Prime Minister Benjamin Netanyahu on Monday accused the international community of "deafening silence" in response to recent vows by the head of the Hamas terrorist group to fight on until the Jewish state is destroyed, and appeared unmoved by the gathering storm of global condemnation of his government's plans to continue settlement construction.
These accusations came after the European Union warned Israel of unspecified consequences Monday if it goes through with plans to build thousands of new settler homes in Jerusalem and E1.
Netanyahu's tough words were likely to deepen the rift between Israel and some of its closest allies, particularly in Europe, which has emerged since the U.N. General Assembly overwhelmingly voted in favor of Palestinian statehood last month.
The bloc's 27 foreign ministers said they were "deeply dismayed" by Israeli plans to expand settlements in east Jerusalem and particularly the E1 project, which, it was claimed, would separate the West Bank from east Jerusalem, the Palestinians' hoped-for capital, and drive a large wedge between the northern and southern flanks of the West Bank.
"The E1 plan, if implemented, would seriously undermine the prospects of a negotiated resolution of the conflict by jeopardizing the possibility of a contiguous and viable Palestinian state and of Jerusalem as the capital of two states," said the ministers said in a joint statement. "It could also entail forced transfer of civilian populations."
After the EU issued its condemnation, Netanyahu spoke to foreign reporters and accused the international community of having double standards, condemning not-yet-built settlements in Judea and Samaria while standing quiet during a historic visit to the Gaza Strip by Hamas' exiled leader, Khaled Mashaal.

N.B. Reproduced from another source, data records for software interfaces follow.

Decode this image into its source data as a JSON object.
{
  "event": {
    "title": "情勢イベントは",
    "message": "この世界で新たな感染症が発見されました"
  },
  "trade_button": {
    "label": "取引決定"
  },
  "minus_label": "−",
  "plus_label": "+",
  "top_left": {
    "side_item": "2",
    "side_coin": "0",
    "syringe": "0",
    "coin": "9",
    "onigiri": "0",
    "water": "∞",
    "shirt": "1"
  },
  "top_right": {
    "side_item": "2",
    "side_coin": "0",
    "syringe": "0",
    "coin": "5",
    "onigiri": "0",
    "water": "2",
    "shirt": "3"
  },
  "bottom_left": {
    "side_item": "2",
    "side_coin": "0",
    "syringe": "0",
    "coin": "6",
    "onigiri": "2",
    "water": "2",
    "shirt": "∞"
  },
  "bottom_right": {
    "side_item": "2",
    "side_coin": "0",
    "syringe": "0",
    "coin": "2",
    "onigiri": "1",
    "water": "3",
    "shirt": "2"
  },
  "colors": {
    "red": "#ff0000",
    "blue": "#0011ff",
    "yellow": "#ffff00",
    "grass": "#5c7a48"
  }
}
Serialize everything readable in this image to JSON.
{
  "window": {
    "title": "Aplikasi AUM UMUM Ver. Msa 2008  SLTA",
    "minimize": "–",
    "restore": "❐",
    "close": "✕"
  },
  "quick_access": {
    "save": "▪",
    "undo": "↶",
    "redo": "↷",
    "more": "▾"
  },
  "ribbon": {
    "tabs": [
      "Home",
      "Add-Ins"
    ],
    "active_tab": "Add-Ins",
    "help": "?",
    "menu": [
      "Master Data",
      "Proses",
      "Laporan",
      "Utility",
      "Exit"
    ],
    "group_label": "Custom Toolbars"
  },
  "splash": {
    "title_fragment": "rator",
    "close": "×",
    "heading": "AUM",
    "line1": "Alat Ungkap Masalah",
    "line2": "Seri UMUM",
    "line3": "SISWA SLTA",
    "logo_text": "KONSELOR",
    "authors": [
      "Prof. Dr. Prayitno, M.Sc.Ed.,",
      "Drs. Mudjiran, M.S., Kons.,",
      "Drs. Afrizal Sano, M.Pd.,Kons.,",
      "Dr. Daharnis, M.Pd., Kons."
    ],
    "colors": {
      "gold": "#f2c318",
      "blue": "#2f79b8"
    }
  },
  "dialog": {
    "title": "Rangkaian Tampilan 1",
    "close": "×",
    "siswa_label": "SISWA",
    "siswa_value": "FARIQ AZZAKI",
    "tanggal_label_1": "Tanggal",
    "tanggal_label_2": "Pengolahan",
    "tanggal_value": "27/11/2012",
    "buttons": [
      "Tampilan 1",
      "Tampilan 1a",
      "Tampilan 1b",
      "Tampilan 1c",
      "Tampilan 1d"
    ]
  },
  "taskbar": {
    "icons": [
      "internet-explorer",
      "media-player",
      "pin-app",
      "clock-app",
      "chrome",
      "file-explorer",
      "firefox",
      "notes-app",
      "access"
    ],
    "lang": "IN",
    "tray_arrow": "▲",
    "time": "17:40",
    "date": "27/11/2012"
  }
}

Making his first trip to the Hamas-ruled territory over the weekend, Mashaal delivered a series of speeches to throngs of supporters vowing to wipe Israel off the map. The visit underscored Hamas' rising clout and regional acceptance since its eight-day conflict with Israel last month.
Netanyahu also directed his ire at Hamas' rival, Palestinian President Mahmoud Abbas, for not speaking out.
"This weekend the leader of Hamas, sitting next to the Hamas leader of Gaza, a man who praised Osama bin Laden, openly called for the destruction of Israel. Where was the outrage? Where were the U.N. resolutions? Where was [Palestinian Authority] President Abbas?" Netanyahu said.
"Why weren't Palestinian diplomats summoned to European and other capitals to explain why the PA president not only refused to condemn this but actually declared his intention to unite with Hamas. There was nothing, there was silence and it was deafening silence," he added.
Netanyahu has long complained that the world unfairly singles out Israel for criticism. In Monday's address, he accused the United Nations of passing an unbalanced resolution that supported Palestinian independence but did not address Israeli security concerns.
On Tuesday Foreign Minister Avigdor Lieberman also addressed the recent EU condemnation of Israeli settlement construction, telling Israel Radio that Europe was "once again, ignoring calls to destroy Israel" and recalling the United States' lack of action in the 1940s despite the knowledge of the goings on in Nazi concentration camps.
"Hamas leaders are openly declaring that their objective is to destroy Israel, and that they refuse to recognize Israel," Lieberman said. "Abbas supports this view, and Europe is silent."
Accusing the EU of "slapping Israel in the face" in condemning its settlement policy, Lieberman added that "those who sacrifice the Jews and Israel today need to realize that they will be next."
Also Monday, Swedish Foreign Minister Carl Bildt said Europe's political view of the Mideast had changed profoundly since Israel announced plans to build 3,000 new settler homes.
Bildt, speaking as ministers gathered for Monday's EU meeting in Brussels, said the Israeli plans had caused "extreme concern" in Europe.
"What the Israelis did on E1 has shifted opinions in Europe," Bildt said. "I don't think the Israelis are aware of this."
Some advocacy groups want the EU to prohibit the sale of goods made by Israeli settlers from being labeled as made in Israel. The labeling issue may come up but was not officially on the agenda.
The EU foreign ministers' conclusions from the meeting that were published on Monday had in fact condemned Hamas. "The European Union will never stop opposing those who embrace and promote violence as a way to achieve political goals. The EU finds inflammatory statements by Hamas leaders that deny Israel's right to exist unacceptable," the EU statement read
However, the condemnation of Hamas appears at clause No. 9 of 10 points published by the EU and comes after a succession of condemnations of Israel for E1 construction, which itself was the reason the foreign ministers had convened. The EU's Hamas mention also stops short of calling on the organization to take any action or change its ways.